Records for the exercise section start
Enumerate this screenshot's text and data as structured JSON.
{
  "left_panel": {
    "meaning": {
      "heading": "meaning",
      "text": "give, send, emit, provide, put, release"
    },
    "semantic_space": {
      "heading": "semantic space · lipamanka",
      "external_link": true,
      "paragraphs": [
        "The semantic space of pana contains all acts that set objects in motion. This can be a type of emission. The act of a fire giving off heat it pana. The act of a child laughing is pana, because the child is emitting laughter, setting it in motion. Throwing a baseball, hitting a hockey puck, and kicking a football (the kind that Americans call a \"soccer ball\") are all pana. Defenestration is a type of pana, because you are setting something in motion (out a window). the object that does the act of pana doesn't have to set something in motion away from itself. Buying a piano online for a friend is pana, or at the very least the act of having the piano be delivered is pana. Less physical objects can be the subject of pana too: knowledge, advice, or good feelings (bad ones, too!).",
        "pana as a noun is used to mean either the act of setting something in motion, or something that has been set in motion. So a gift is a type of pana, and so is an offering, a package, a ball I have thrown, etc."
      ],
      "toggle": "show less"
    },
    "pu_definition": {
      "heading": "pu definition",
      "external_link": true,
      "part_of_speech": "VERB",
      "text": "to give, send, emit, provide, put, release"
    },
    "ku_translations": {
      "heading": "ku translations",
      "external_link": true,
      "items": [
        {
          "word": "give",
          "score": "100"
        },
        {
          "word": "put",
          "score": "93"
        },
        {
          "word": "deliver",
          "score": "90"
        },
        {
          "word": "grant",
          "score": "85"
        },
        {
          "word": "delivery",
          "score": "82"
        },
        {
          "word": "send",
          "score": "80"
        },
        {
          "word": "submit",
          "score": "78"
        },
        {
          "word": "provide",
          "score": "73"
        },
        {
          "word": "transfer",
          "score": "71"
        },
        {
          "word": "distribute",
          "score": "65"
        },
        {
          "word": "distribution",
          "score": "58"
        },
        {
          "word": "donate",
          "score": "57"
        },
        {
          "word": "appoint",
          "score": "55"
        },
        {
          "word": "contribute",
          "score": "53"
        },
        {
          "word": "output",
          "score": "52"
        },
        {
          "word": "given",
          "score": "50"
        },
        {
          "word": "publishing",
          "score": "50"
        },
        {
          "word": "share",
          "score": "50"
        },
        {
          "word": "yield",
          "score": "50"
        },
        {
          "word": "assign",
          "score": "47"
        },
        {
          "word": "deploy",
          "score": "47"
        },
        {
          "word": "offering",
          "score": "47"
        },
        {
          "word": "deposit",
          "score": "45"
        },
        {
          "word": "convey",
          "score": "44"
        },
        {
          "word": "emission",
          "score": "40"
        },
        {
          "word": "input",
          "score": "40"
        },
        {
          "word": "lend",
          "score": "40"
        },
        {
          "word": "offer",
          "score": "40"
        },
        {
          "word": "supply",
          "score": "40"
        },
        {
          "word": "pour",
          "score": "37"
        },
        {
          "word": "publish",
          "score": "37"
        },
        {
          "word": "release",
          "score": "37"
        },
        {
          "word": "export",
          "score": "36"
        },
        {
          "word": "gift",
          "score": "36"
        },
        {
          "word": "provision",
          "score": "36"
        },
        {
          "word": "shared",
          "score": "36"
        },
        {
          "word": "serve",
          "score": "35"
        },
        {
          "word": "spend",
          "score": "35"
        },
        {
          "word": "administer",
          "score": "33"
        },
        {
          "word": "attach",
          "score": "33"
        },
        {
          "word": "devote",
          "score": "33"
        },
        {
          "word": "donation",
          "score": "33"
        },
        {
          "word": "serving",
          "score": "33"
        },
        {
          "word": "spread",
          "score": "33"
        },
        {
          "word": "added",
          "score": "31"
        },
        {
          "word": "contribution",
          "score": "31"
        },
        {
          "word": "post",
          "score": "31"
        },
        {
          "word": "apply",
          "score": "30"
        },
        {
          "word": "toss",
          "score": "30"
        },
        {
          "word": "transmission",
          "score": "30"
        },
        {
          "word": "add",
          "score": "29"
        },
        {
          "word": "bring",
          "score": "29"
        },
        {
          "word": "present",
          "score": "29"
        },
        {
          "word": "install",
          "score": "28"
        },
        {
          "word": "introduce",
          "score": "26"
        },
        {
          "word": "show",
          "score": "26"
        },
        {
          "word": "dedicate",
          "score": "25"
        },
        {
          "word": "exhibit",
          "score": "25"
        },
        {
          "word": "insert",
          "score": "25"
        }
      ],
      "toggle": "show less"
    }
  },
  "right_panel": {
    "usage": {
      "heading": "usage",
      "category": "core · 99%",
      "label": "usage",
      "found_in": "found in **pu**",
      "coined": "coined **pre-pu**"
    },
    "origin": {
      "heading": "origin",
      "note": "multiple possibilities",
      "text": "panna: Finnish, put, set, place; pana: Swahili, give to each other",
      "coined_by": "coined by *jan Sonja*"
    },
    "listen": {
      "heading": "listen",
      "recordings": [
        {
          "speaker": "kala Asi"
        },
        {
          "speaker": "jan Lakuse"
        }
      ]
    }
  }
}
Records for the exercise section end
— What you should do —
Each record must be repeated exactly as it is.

— Your solution —
Enumerate this screenshot's text and data as structured JSON.
{
  "left_panel": {
    "meaning": {
      "heading": "meaning",
      "text": "give, send, emit, provide, put, release"
    },
    "semantic_space": {
      "heading": "semantic space · lipamanka",
      "external_link": true,
      "paragraphs": [
        "The semantic space of pana contains all acts that set objects in motion. This can be a type of emission. The act of a fire giving off heat it pana. The act of a child laughing is pana, because the child is emitting laughter, setting it in motion. Throwing a baseball, hitting a hockey puck, and kicking a football (the kind that Americans call a \"soccer ball\") are all pana. Defenestration is a type of pana, because you are setting something in motion (out a window). the object that does the act of pana doesn't have to set something in motion away from itself. Buying a piano online for a friend is pana, or at the very least the act of having the piano be delivered is pana. Less physical objects can be the subject of pana too: knowledge, advice, or good feelings (bad ones, too!).",
        "pana as a noun is used to mean either the act of setting something in motion, or something that has been set in motion. So a gift is a type of pana, and so is an offering, a package, a ball I have thrown, etc."
      ],
      "toggle": "show less"
    },
    "pu_definition": {
      "heading": "pu definition",
      "external_link": true,
      "part_of_speech": "VERB",
      "text": "to give, send, emit, provide, put, release"
    },
    "ku_translations": {
      "heading": "ku translations",
      "external_link": true,
      "items": [
        {
          "word": "give",
          "score": "100"
        },
        {
          "word": "put",
          "score": "93"
        },
        {
          "word": "deliver",
          "score": "90"
        },
        {
          "word": "grant",
          "score": "85"
        },
        {
          "word": "delivery",
          "score": "82"
        },
        {
          "word": "send",
          "score": "80"
        },
        {
          "word": "submit",
          "score": "78"
        },
        {
          "word": "provide",
          "score": "73"
        },
        {
          "word": "transfer",
          "score": "71"
        },
        {
          "word": "distribute",
          "score": "65"
        },
        {
          "word": "distribution",
          "score": "58"
        },
        {
          "word": "donate",
          "score": "57"
        },
        {
          "word": "appoint",
          "score": "55"
        },
        {
          "word": "contribute",
          "score": "53"
        },
        {
          "word": "output",
          "score": "52"
        },
        {
          "word": "given",
          "score": "50"
        },
        {
          "word": "publishing",
          "score": "50"
        },
        {
          "word": "share",
          "score": "50"
        },
        {
          "word": "yield",
          "score": "50"
        },
        {
          "word": "assign",
          "score": "47"
        },
        {
          "word": "deploy",
          "score": "47"
        },
        {
          "word": "offering",
          "score": "47"
        },
        {
          "word": "deposit",
          "score": "45"
        },
        {
          "word": "convey",
          "score": "44"
        },
        {
          "word": "emission",
          "score": "40"
        },
        {
          "word": "input",
          "score": "40"
        },
        {
          "word": "lend",
          "score": "40"
        },
        {
          "word": "offer",
          "score": "40"
        },
        {
          "word": "supply",
          "score": "40"
        },
        {
          "word": "pour",
          "score": "37"
        },
        {
          "word": "publish",
          "score": "37"
        },
        {
          "word": "release",
          "score": "37"
        },
        {
          "word": "export",
          "score": "36"
        },
        {
          "word": "gift",
          "score": "36"
        },
        {
          "word": "provision",
          "score": "36"
        },
        {
          "word": "shared",
          "score": "36"
        },
        {
          "word": "serve",
          "score": "35"
        },
        {
          "word": "spend",
          "score": "35"
        },
        {
          "word": "administer",
          "score": "33"
        },
        {
          "word": "attach",
          "score": "33"
        },
        {
          "word": "devote",
          "score": "33"
        },
        {
          "word": "donation",
          "score": "33"
        },
        {
          "word": "serving",
          "score": "33"
        },
        {
          "word": "spread",
          "score": "33"
        },
        {
          "word": "added",
          "score": "31"
        },
        {
          "word": "contribution",
          "score": "31"
        },
        {
          "word": "post",
          "score": "31"
        },
        {
          "word": "apply",
          "score": "30"
        },
        {
          "word": "toss",
          "score": "30"
        },
        {
          "word": "transmission",
          "score": "30"
        },
        {
          "word": "add",
          "score": "29"
        },
        {
          "word": "bring",
          "score": "29"
        },
        {
          "word": "present",
          "score": "29"
        },
        {
          "word": "install",
          "score": "28"
        },
        {
          "word": "introduce",
          "score": "26"
        },
        {
          "word": "show",
          "score": "26"
        },
        {
          "word": "dedicate",
          "score": "25"
        },
        {
          "word": "exhibit",
          "score": "25"
        },
        {
          "word": "insert",
          "score": "25"
        }
      ],
      "toggle": "show less"
    }
  },
  "right_panel": {
    "usage": {
      "heading": "usage",
      "category": "core · 99%",
      "label": "usage",
      "found_in": "found in **pu**",
      "coined": "coined **pre-pu**"
    },
    "origin": {
      "heading": "origin",
      "note": "multiple possibilities",
      "text": "panna: Finnish, put, set, place; pana: Swahili, give to each other",
      "coined_by": "coined by *jan Sonja*"
    },
    "listen": {
      "heading": "listen",
      "recordings": [
        {
          "speaker": "kala Asi"
        },
        {
          "speaker": "jan Lakuse"
        }
      ]
    }
  }
}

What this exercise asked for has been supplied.